Pancakes are a big hit in this house. We normally have them on a Saturday or a Sunday and then any leftover will be frozen and then eaten by Ted and I during the week. Defrosted of course! When I decided to write this blog I began to wonder where pancakes had come from. And don’t say the frying pan! So I decided to Wikipedia the answer.
Firstly pancakes or hotcake, griddle cake or even a flapjack? is a a flat cake often thin and round, prepared from eggs, milk and flour. It is often cooked on a hot surface like a griddle or a frying pan and is mostly fried in butter or oil. American style pancakes (the ones we like to eat in this house for breakfast a lot) are similar to Scottish or Welsh pancakes also known as drop scones.
Archaeological evidence suggests that pancakes were the earliest and most widespread food to be in eaten in prehistoric times. The ancient Greeks made pancakes called teganites and the earliest reference to them are in the works of the two 5th century BC poets, Cratinus and Magnes. It is believe that taganites were made with wheat flour, olive oil, honey and curdled milk. They would normally be served for breakfast. The ancient Romans also had a pancake they liked to cook. It was called alia dulcia which is Latin for ‘other sweets’. These were much different from what are known as pancakes today.
A pancakes shape and structure varies worldwide. A crepe is a thin, Breton pancake of French origin cooked on both sides in a special pan or crepe maker to achieve a lacelike network of fine bubbles. There is another well known variation which originates from southeast Europe.

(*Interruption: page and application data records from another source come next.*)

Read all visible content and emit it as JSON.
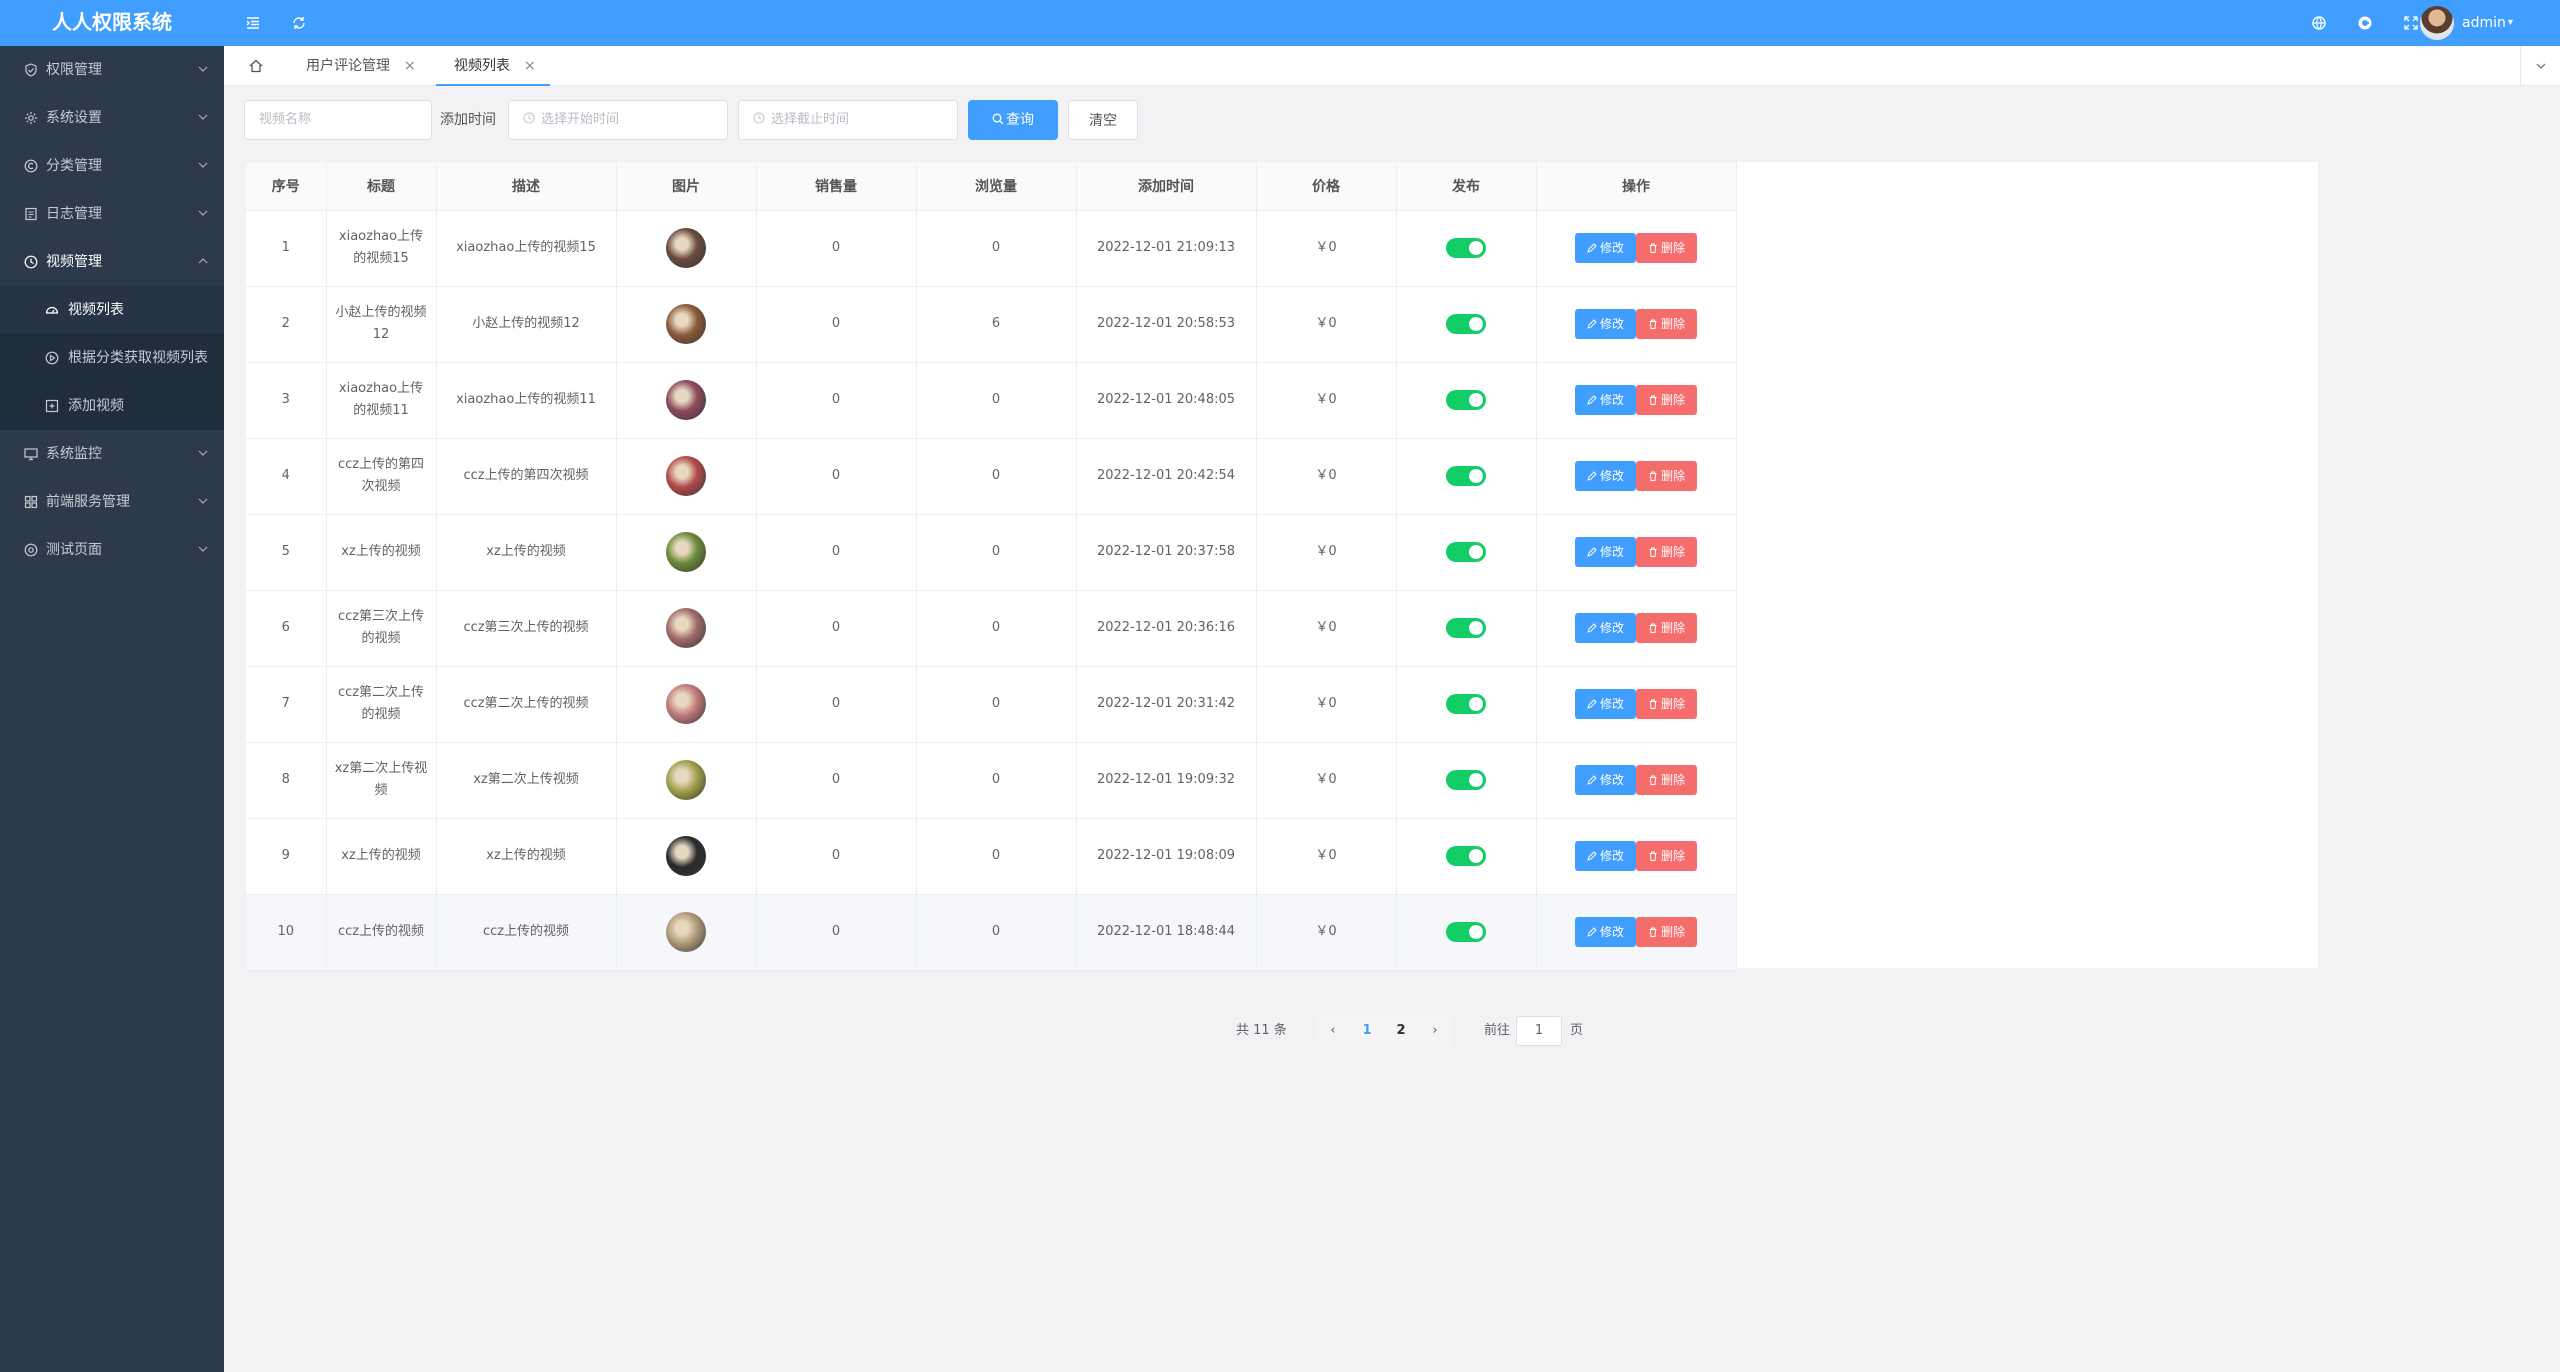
{
  "app": {
    "title": "人人权限系统"
  },
  "header": {
    "user": "admin"
  },
  "sidebar": {
    "items": [
      {
        "label": "权限管理",
        "icon": "shield-icon"
      },
      {
        "label": "系统设置",
        "icon": "gear-icon"
      },
      {
        "label": "分类管理",
        "icon": "copyright-icon"
      },
      {
        "label": "日志管理",
        "icon": "document-icon"
      },
      {
        "label": "视频管理",
        "icon": "clock-icon",
        "open": true,
        "children": [
          {
            "label": "视频列表",
            "icon": "dashboard-icon",
            "active": true
          },
          {
            "label": "根据分类获取视频列表",
            "icon": "play-icon"
          },
          {
            "label": "添加视频",
            "icon": "plus-square-icon"
          }
        ]
      },
      {
        "label": "系统监控",
        "icon": "monitor-icon"
      },
      {
        "label": "前端服务管理",
        "icon": "grid-icon"
      },
      {
        "label": "测试页面",
        "icon": "circle-icon"
      }
    ]
  },
  "tabs": [
    {
      "label": "用户评论管理",
      "active": false
    },
    {
      "label": "视频列表",
      "active": true
    }
  ],
  "filter": {
    "name_placeholder": "视频名称",
    "time_label": "添加时间",
    "start_placeholder": "选择开始时间",
    "end_placeholder": "选择截止时间",
    "search_label": "查询",
    "clear_label": "清空"
  },
  "table": {
    "columns": [
      "序号",
      "标题",
      "描述",
      "图片",
      "销售量",
      "浏览量",
      "添加时间",
      "价格",
      "发布",
      "操作"
    ],
    "edit_label": "修改",
    "delete_label": "删除",
    "rows": [
      {
        "no": "1",
        "title": "xiaozhao上传的视频15",
        "desc": "xiaozhao上传的视频15",
        "sales": "0",
        "views": "0",
        "time": "2022-12-01 21:09:13",
        "price": "￥0",
        "published": true,
        "thumb": "#6b4a3e"
      },
      {
        "no": "2",
        "title": "小赵上传的视频12",
        "desc": "小赵上传的视频12",
        "sales": "0",
        "views": "6",
        "time": "2022-12-01 20:58:53",
        "price": "￥0",
        "published": true,
        "thumb": "#8a5a3a"
      },
      {
        "no": "3",
        "title": "xiaozhao上传的视频11",
        "desc": "xiaozhao上传的视频11",
        "sales": "0",
        "views": "0",
        "time": "2022-12-01 20:48:05",
        "price": "￥0",
        "published": true,
        "thumb": "#8c4a5a"
      },
      {
        "no": "4",
        "title": "ccz上传的第四次视频",
        "desc": "ccz上传的第四次视频",
        "sales": "0",
        "views": "0",
        "time": "2022-12-01 20:42:54",
        "price": "￥0",
        "published": true,
        "thumb": "#b04a4a"
      },
      {
        "no": "5",
        "title": "xz上传的视频",
        "desc": "xz上传的视频",
        "sales": "0",
        "views": "0",
        "time": "2022-12-01 20:37:58",
        "price": "￥0",
        "published": true,
        "thumb": "#6d8a3a"
      },
      {
        "no": "6",
        "title": "ccz第三次上传的视频",
        "desc": "ccz第三次上传的视频",
        "sales": "0",
        "views": "0",
        "time": "2022-12-01 20:36:16",
        "price": "￥0",
        "published": true,
        "thumb": "#a06a6a"
      },
      {
        "no": "7",
        "title": "ccz第二次上传的视频",
        "desc": "ccz第二次上传的视频",
        "sales": "0",
        "views": "0",
        "time": "2022-12-01 20:31:42",
        "price": "￥0",
        "published": true,
        "thumb": "#c07a7a"
      },
      {
        "no": "8",
        "title": "xz第二次上传视频",
        "desc": "xz第二次上传视频",
        "sales": "0",
        "views": "0",
        "time": "2022-12-01 19:09:32",
        "price": "￥0",
        "published": true,
        "thumb": "#a0a04a"
      },
      {
        "no": "9",
        "title": "xz上传的视频",
        "desc": "xz上传的视频",
        "sales": "0",
        "views": "0",
        "time": "2022-12-01 19:08:09",
        "price": "￥0",
        "published": true,
        "thumb": "#2a2a2a"
      },
      {
        "no": "10",
        "title": "ccz上传的视频",
        "desc": "ccz上传的视频",
        "sales": "0",
        "views": "0",
        "time": "2022-12-01 18:48:44",
        "price": "￥0",
        "published": true,
        "thumb": "#b09a7a"
      }
    ]
  },
  "pagination": {
    "total_text": "共 11 条",
    "pages": [
      "1",
      "2"
    ],
    "current": "1",
    "goto_label": "前往",
    "goto_value": "1",
    "page_unit": "页"
  },
  "colors": {
    "accent": "#409eff",
    "sidebar": "#2d3a4b",
    "danger": "#f56c6c",
    "success": "#13ce66"
  }
}
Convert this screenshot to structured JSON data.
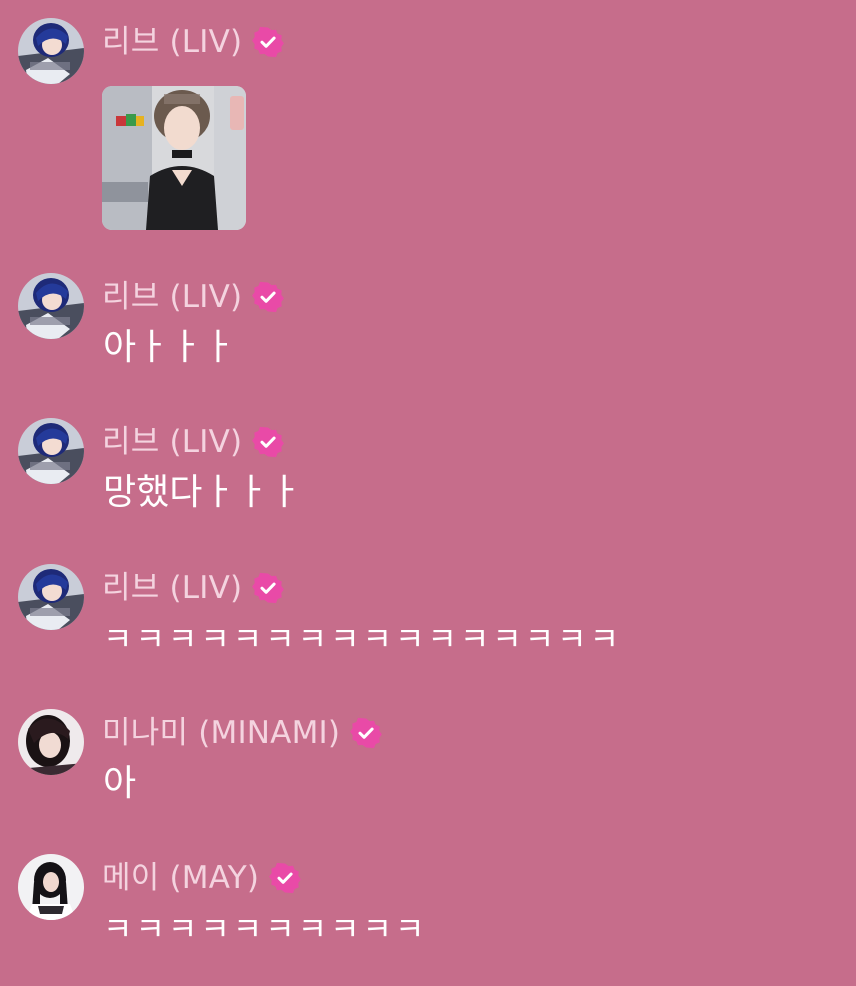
{
  "colors": {
    "background": "#c66d8b",
    "name_text": "#f4d3df",
    "message_text": "#ffffff",
    "verified_badge": "#e94aa7"
  },
  "messages": [
    {
      "sender": "리브 (LIV)",
      "verified_icon": "verified-badge-icon",
      "type": "photo",
      "text": ""
    },
    {
      "sender": "리브 (LIV)",
      "verified_icon": "verified-badge-icon",
      "type": "text",
      "text": "아ㅏㅏㅏ"
    },
    {
      "sender": "리브 (LIV)",
      "verified_icon": "verified-badge-icon",
      "type": "text",
      "text": "망했다ㅏㅏㅏ"
    },
    {
      "sender": "리브 (LIV)",
      "verified_icon": "verified-badge-icon",
      "type": "text",
      "text": "ㅋㅋㅋㅋㅋㅋㅋㅋㅋㅋㅋㅋㅋㅋㅋㅋ"
    },
    {
      "sender": "미나미 (MINAMI)",
      "verified_icon": "verified-badge-icon",
      "type": "text",
      "text": "아"
    },
    {
      "sender": "메이 (MAY)",
      "verified_icon": "verified-badge-icon",
      "type": "text",
      "text": "ㅋㅋㅋㅋㅋㅋㅋㅋㅋㅋ"
    }
  ]
}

It is called a palacinke and it is a thin pancake fried on both sides, then filled with jam, chocolate, or ground walnuts but many other fillings, sweet or savoury.
Pancakes may be served at any time of the day. We normally eat them for breakfast but they make a great afternoon snack or dessert but they also are fantastic as part of a main meal. They can be made with a variety of toppings or fillings including jam, fruit, syrup, chocolate chips or meat. In America they are typically considered a breakfast food. Although in Britain they are associated with a celebration called Shrove Tuesday. Most commonly known as Pancake Day when perishable ingredients have to be used up before the fasting period of lent.
As I mentioned earlier, pancakes are a huge favourite in our house, and any leftovers will always be eaten by Ted and I in the week. Pancakes are great because they can be frozen once they are cooked and have cooled. Or you can freeze the batter mix and eat again on another day. I always make my batter mix the night before and then store in the fridge. I have a hungry little almost four year old who almost demands breakfast as soon as we are downstairs. So for me there is nothing like being prepared and these pancake recipes mean you can be ready.
6) Sweet Potato Pancakes – One of my first recipes on this blog and there. have been many variations on my blog since. A great recipe everyone can enjoy.
5) Date and Banana Pancakes – Another favourite! The dates add a sticky sweetness to the pancake that makes them a delicious treat in the morning.
4) Breakfast Pizza Pancake – It’s a pancake that’s different and family nor friends will know what to expect but it is delicious.
3) Chocolate Tropical Fruit Pancakes – A sweet and slightly doughy pancake that the family loved. It’s a strange combination but works well.
2) Gallettes – A savoury recipe we brought home with us from our holiday in France last year and one we all still enjoy.
1) Vegan Banana and Raspberry Pancakes – A great pancake that will fill you up and keep you going until lunch time. The banana is sweet while the raspberries add a little sourness. It makes a great sweet and sour flavour to this pancake.